Early examples
Apicius, P re culinaria, an earlier collection of recipes.

The earliest known written recipes time to 1730 BC and were noted on cuneiform pills present in Mesopotamia.

Other early written recipes time from around 1600 BC and come from an Akkadian pill from southern Babylonia. There’s also operates in old Egyptian hieroglyphs depicting the planning of food.

Several historical Greek recipes are known. Mithaecus’s cook book was an early on one, but most of it’s been lost; Athenaeus quotes one short menu in his Deipnosophistae. Athenaeus mentions a number of other cookbooks, all of them lost.

Roman recipes are identified starting in the second century BCE with Cato the Elder’s P Agri Cultura. Several authors of the time described eastern Mediterranean cooking in Greek and in Latin. Some Punic recipes are identified in Greek and Latin translation.

The big assortment of recipes De re coquinaria, conventionally called Apicius, appeared in the 4th or 5th century and is the only total surviving cook book from the established world. It lists the courses served in dinner as Gustatio (appetizer), Primae Mensae (main course) and Secundae Mensae (dessert). Each formula starts with the Latin command “Take…,” “Recipe….”

Arabic recipes are reported starting in the 10th century; see al-Warraq and al-Baghdadi.

The initial formula in Persian days from the 14th century. A few recipes have survived from the full time of Safavids, including Karnameh (1521) by Mohammad Ali Bavarchi, which includes the cooking training greater than 130 various meals and pastries, and Madat-ol-Hayat (1597) by Nurollah Ashpaz. Formula publications from the Qajar era are numerous, the absolute most significant being Khorak-ha-ye Irani by prince Nader Mirza.

Master Richard II of England commissioned a recipe guide named Forme of Cury in 1390, and around once, yet another guide was printed named Curye on Inglish, “cury” indicating cooking.

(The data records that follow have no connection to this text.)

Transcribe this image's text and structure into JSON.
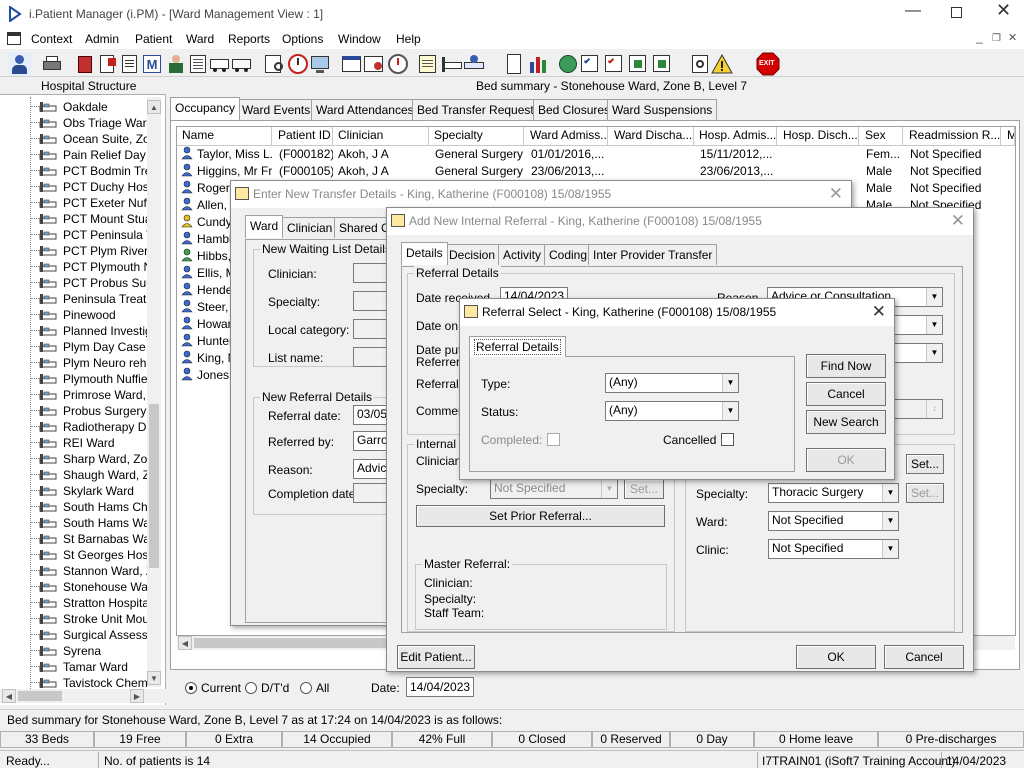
{
  "app": {
    "title": "i.Patient Manager (i.PM) - [Ward Management View : 1]",
    "menu": [
      "Context",
      "Admin",
      "Patient",
      "Ward",
      "Reports",
      "Options",
      "Window",
      "Help"
    ]
  },
  "toolbar": {
    "icons": [
      "person-lookup-icon",
      "printer-icon",
      "book-icon",
      "document-edit-icon",
      "document-icon",
      "m-icon",
      "nurse-icon",
      "document-list-icon",
      "ambulance-icon",
      "ambulance-alt-icon",
      "form-icon",
      "clock-icon",
      "monitor-icon",
      "window-icon",
      "certificate-icon",
      "clock-alt-icon",
      "notes-icon",
      "bed-icon",
      "transfer-icon",
      "page-icon",
      "chart-icon",
      "globe-icon",
      "list-check-icon",
      "list-check-alt-icon",
      "list-arrow-icon",
      "list-arrow-alt-icon",
      "scissors-icon",
      "warning-icon",
      "exit-icon"
    ],
    "exit_label": "EXIT"
  },
  "left_panel": {
    "title": "Hospital Structure",
    "items": [
      "Oakdale",
      "Obs Triage Ward",
      "Ocean Suite, Zor",
      "Pain Relief Day C",
      "PCT Bodmin Trea",
      "PCT Duchy Hosp",
      "PCT Exeter Nuffie",
      "PCT Mount Stuar",
      "PCT Peninsula Tr",
      "PCT Plym River F",
      "PCT Plymouth Nu",
      "PCT Probus Surg",
      "Peninsula Treatm",
      "Pinewood",
      "Planned Investig",
      "Plym Day Case U",
      "Plym Neuro rehab",
      "Plymouth Nuffield",
      "Primrose Ward, Z",
      "Probus Surgery V",
      "Radiotherapy Day",
      "REI Ward",
      "Sharp Ward, Zon",
      "Shaugh Ward, Zo",
      "Skylark Ward",
      "South Hams Cher",
      "South Hams War",
      "St Barnabas War",
      "St Georges Hosp",
      "Stannon Ward, Z",
      "Stonehouse Ward",
      "Stratton Hospital",
      "Stroke Unit Moun",
      "Surgical Assessm",
      "Syrena",
      "Tamar Ward",
      "Tavistock Chemo"
    ]
  },
  "bed_summary_header": "Bed summary - Stonehouse Ward, Zone B, Level 7",
  "ward_tabs": [
    "Occupancy",
    "Ward Events",
    "Ward Attendances",
    "Bed Transfer Requests",
    "Bed Closures",
    "Ward Suspensions"
  ],
  "patients_table": {
    "columns": [
      "Name",
      "Patient ID",
      "Clinician",
      "Specialty",
      "Ward Admiss...",
      "Ward Discha...",
      "Hosp. Admis...",
      "Hosp. Disch...",
      "Sex",
      "Readmission R...",
      "M"
    ],
    "rows": [
      {
        "name": "Taylor, Miss L...",
        "id": "(F000182)",
        "clinician": "Akoh, J A",
        "specialty": "General Surgery",
        "ward_admit": "01/01/2016,...",
        "ward_discharge": "",
        "hosp_admit": "15/11/2012,...",
        "hosp_discharge": "",
        "sex": "Fem...",
        "readmission": "Not Specified"
      },
      {
        "name": "Higgins, Mr Fr...",
        "id": "(F000105)",
        "clinician": "Akoh, J A",
        "specialty": "General Surgery",
        "ward_admit": "23/06/2013,...",
        "ward_discharge": "",
        "hosp_admit": "23/06/2013,...",
        "hosp_discharge": "",
        "sex": "Male",
        "readmission": "Not Specified"
      },
      {
        "name": "Rogers",
        "id": "",
        "clinician": "",
        "specialty": "",
        "ward_admit": "",
        "ward_discharge": "",
        "hosp_admit": "",
        "hosp_discharge": "",
        "sex": "Male",
        "readmission": "Not Specified"
      },
      {
        "name": "Allen, M",
        "id": "",
        "clinician": "",
        "specialty": "",
        "ward_admit": "",
        "ward_discharge": "",
        "hosp_admit": "",
        "hosp_discharge": "",
        "sex": "Male",
        "readmission": "Not Specified"
      },
      {
        "name": "Cundy,",
        "id": "",
        "clinician": "",
        "specialty": "",
        "ward_admit": "",
        "ward_discharge": "",
        "hosp_admit": "",
        "hosp_discharge": "",
        "sex": "",
        "readmission": ""
      },
      {
        "name": "Hamble",
        "id": "",
        "clinician": "",
        "specialty": "",
        "ward_admit": "",
        "ward_discharge": "",
        "hosp_admit": "",
        "hosp_discharge": "",
        "sex": "",
        "readmission": ""
      },
      {
        "name": "Hibbs,",
        "id": "",
        "clinician": "",
        "specialty": "",
        "ward_admit": "",
        "ward_discharge": "",
        "hosp_admit": "",
        "hosp_discharge": "",
        "sex": "",
        "readmission": ""
      },
      {
        "name": "Ellis, M",
        "id": "",
        "clinician": "",
        "specialty": "",
        "ward_admit": "",
        "ward_discharge": "",
        "hosp_admit": "",
        "hosp_discharge": "",
        "sex": "",
        "readmission": ""
      },
      {
        "name": "Hender",
        "id": "",
        "clinician": "",
        "specialty": "",
        "ward_admit": "",
        "ward_discharge": "",
        "hosp_admit": "",
        "hosp_discharge": "",
        "sex": "",
        "readmission": ""
      },
      {
        "name": "Steer, N",
        "id": "",
        "clinician": "",
        "specialty": "",
        "ward_admit": "",
        "ward_discharge": "",
        "hosp_admit": "",
        "hosp_discharge": "",
        "sex": "",
        "readmission": ""
      },
      {
        "name": "Howard",
        "id": "",
        "clinician": "",
        "specialty": "",
        "ward_admit": "",
        "ward_discharge": "",
        "hosp_admit": "",
        "hosp_discharge": "",
        "sex": "",
        "readmission": ""
      },
      {
        "name": "Hunter,",
        "id": "",
        "clinician": "",
        "specialty": "",
        "ward_admit": "",
        "ward_discharge": "",
        "hosp_admit": "",
        "hosp_discharge": "",
        "sex": "",
        "readmission": ""
      },
      {
        "name": "King, M",
        "id": "",
        "clinician": "",
        "specialty": "",
        "ward_admit": "",
        "ward_discharge": "",
        "hosp_admit": "",
        "hosp_discharge": "",
        "sex": "",
        "readmission": ""
      },
      {
        "name": "Jones,",
        "id": "",
        "clinician": "",
        "specialty": "",
        "ward_admit": "",
        "ward_discharge": "",
        "hosp_admit": "",
        "hosp_discharge": "",
        "sex": "",
        "readmission": ""
      }
    ]
  },
  "filter": {
    "current": "Current",
    "dtd": "D/T'd",
    "all": "All",
    "date_label": "Date:",
    "date": "14/04/2023"
  },
  "summary_line": "Bed summary for Stonehouse Ward, Zone B, Level 7 as at 17:24 on 14/04/2023 is as follows:",
  "stats": [
    "33 Beds",
    "19 Free",
    "0 Extra",
    "14 Occupied",
    "42% Full",
    "0 Closed",
    "0 Reserved",
    "0 Day",
    "0 Home leave",
    "0 Pre-discharges"
  ],
  "status_bar": {
    "ready": "Ready...",
    "patients": "No. of patients is 14",
    "user": "I7TRAIN01 (iSoft7 Training Account)",
    "date": "14/04/2023"
  },
  "transfer_dialog": {
    "title": "Enter New Transfer Details - King, Katherine (F000108) 15/08/1955",
    "tabs": [
      "Ward",
      "Clinician",
      "Shared Ca"
    ],
    "waiting_group": "New Waiting List Details",
    "clinician": "Clinician:",
    "specialty": "Specialty:",
    "local_category": "Local category:",
    "list_name": "List name:",
    "referral_group": "New Referral Details",
    "referral_date_label": "Referral date:",
    "referral_date": "03/05/",
    "referred_by_label": "Referred by:",
    "referred_by": "Garrod",
    "reason_label": "Reason:",
    "reason": "Advice",
    "completion_label": "Completion date:"
  },
  "referral_dialog": {
    "title": "Add New Internal Referral - King, Katherine (F000108) 15/08/1955",
    "tabs": [
      "Details",
      "Decision",
      "Activity",
      "Coding",
      "Inter Provider Transfer"
    ],
    "details_group": "Referral Details",
    "date_received_label": "Date received",
    "date_received": "14/04/2023",
    "date_on_label": "Date on",
    "date_put_label": "Date put",
    "referrers_label": "Referrers",
    "referral_label": "Referral",
    "comments_label": "Comments",
    "reason_label": "Reason",
    "reason_value": "Advice or Consultation",
    "internal_group": "Internal Referral",
    "clinician_label": "Clinician:",
    "specialty_label": "Specialty:",
    "specialty_value": "Not Specified",
    "set_label": "Set...",
    "set_prior": "Set Prior Referral...",
    "master_group": "Master Referral:",
    "master_clinician": "Clinician:",
    "master_specialty": "Specialty:",
    "master_staff": "Staff Team:",
    "right_specialty_label": "Specialty:",
    "right_specialty": "Thoracic Surgery",
    "ward_label": "Ward:",
    "ward_value": "Not Specified",
    "clinic_label": "Clinic:",
    "clinic_value": "Not Specified",
    "edit_patient": "Edit Patient...",
    "ok": "OK",
    "cancel": "Cancel"
  },
  "select_dialog": {
    "title": "Referral Select - King, Katherine (F000108) 15/08/1955",
    "tab": "Referral Details",
    "type_label": "Type:",
    "type_value": "(Any)",
    "status_label": "Status:",
    "status_value": "(Any)",
    "completed_label": "Completed:",
    "cancelled_label": "Cancelled",
    "find_now": "Find Now",
    "cancel": "Cancel",
    "new_search": "New Search",
    "ok": "OK"
  },
  "colors": {
    "accent": "#0078d7",
    "exit_red": "#d40000",
    "window_bg": "#f0f0f0"
  }
}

Both publications give an impression of how food for the noble classes was prepared and offered in Britain at that time. The luxurious style of the aristocracy in the Early Contemporary Period brought with it the start of exactly what do be named the present day menu book. By the 15th century, numerous manuscripts were appearing outlining the recipes of the day. A number of these manuscripts provide very good data and report the re-discovery of numerous herbs and spices including coriander, parsley, basil and peppermint, many which had been brought back from the Crusades.